▶ _SUPPLIED DATA_
*-*-*

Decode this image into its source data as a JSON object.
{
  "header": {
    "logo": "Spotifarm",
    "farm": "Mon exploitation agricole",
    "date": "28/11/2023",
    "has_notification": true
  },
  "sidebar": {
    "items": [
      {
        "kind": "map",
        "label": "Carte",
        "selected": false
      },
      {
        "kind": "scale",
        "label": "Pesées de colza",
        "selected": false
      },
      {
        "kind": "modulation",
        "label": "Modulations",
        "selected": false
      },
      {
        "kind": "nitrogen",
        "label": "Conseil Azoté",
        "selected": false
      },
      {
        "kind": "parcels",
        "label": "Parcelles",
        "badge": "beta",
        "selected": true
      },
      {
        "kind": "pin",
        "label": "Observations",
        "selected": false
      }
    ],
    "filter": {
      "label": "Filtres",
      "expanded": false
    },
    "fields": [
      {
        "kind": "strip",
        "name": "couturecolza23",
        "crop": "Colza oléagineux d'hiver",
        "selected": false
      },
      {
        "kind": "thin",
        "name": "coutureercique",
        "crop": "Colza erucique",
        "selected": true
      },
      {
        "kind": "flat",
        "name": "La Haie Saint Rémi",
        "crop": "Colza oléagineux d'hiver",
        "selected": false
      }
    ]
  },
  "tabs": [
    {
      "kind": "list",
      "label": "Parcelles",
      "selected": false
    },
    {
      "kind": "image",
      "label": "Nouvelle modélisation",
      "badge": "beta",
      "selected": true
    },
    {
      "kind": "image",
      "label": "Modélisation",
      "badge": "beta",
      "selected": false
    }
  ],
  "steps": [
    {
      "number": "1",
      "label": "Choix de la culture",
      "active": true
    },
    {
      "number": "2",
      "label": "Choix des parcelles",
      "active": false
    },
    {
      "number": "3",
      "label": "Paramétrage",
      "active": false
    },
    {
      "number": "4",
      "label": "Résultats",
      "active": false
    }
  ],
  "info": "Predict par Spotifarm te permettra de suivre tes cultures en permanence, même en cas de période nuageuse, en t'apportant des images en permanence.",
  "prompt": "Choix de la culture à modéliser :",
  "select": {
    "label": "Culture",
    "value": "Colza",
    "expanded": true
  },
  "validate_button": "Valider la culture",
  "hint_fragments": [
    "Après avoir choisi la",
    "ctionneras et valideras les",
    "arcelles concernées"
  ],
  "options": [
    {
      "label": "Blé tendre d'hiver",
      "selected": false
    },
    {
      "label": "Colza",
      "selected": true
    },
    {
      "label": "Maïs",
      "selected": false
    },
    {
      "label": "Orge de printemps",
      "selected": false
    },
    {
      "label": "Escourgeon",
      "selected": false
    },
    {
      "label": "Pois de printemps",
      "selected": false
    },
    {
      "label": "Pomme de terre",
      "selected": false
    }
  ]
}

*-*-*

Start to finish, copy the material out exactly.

Decode this image into its source data as a JSON object.
{
  "header": {
    "logo": "Spotifarm",
    "farm": "Mon exploitation agricole",
    "date": "28/11/2023",
    "has_notification": true
  },
  "sidebar": {
    "items": [
      {
        "kind": "map",
        "label": "Carte",
        "selected": false
      },
      {
        "kind": "scale",
        "label": "Pesées de colza",
        "selected": false
      },
      {
        "kind": "modulation",
        "label": "Modulations",
        "selected": false
      },
      {
        "kind": "nitrogen",
        "label": "Conseil Azoté",
        "selected": false
      },
      {
        "kind": "parcels",
        "label": "Parcelles",
        "badge": "beta",
        "selected": true
      },
      {
        "kind": "pin",
        "label": "Observations",
        "selected": false
      }
    ],
    "filter": {
      "label": "Filtres",
      "expanded": false
    },
    "fields": [
      {
        "kind": "strip",
        "name": "couturecolza23",
        "crop": "Colza oléagineux d'hiver",
        "selected": false
      },
      {
        "kind": "thin",
        "name": "coutureercique",
        "crop": "Colza erucique",
        "selected": true
      },
      {
        "kind": "flat",
        "name": "La Haie Saint Rémi",
        "crop": "Colza oléagineux d'hiver",
        "selected": false
      }
    ]
  },
  "tabs": [
    {
      "kind": "list",
      "label": "Parcelles",
      "selected": false
    },
    {
      "kind": "image",
      "label": "Nouvelle modélisation",
      "badge": "beta",
      "selected": true
    },
    {
      "kind": "image",
      "label": "Modélisation",
      "badge": "beta",
      "selected": false
    }
  ],
  "steps": [
    {
      "number": "1",
      "label": "Choix de la culture",
      "active": true
    },
    {
      "number": "2",
      "label": "Choix des parcelles",
      "active": false
    },
    {
      "number": "3",
      "label": "Paramétrage",
      "active": false
    },
    {
      "number": "4",
      "label": "Résultats",
      "active": false
    }
  ],
  "info": "Predict par Spotifarm te permettra de suivre tes cultures en permanence, même en cas de période nuageuse, en t'apportant des images en permanence.",
  "prompt": "Choix de la culture à modéliser :",
  "select": {
    "label": "Culture",
    "value": "Colza",
    "expanded": true
  },
  "validate_button": "Valider la culture",
  "hint_fragments": [
    "Après avoir choisi la",
    "ctionneras et valideras les",
    "arcelles concernées"
  ],
  "options": [
    {
      "label": "Blé tendre d'hiver",
      "selected": false
    },
    {
      "label": "Colza",
      "selected": true
    },
    {
      "label": "Maïs",
      "selected": false
    },
    {
      "label": "Orge de printemps",
      "selected": false
    },
    {
      "label": "Escourgeon",
      "selected": false
    },
    {
      "label": "Pois de printemps",
      "selected": false
    },
    {
      "label": "Pomme de terre",
      "selected": false
    }
  ]
}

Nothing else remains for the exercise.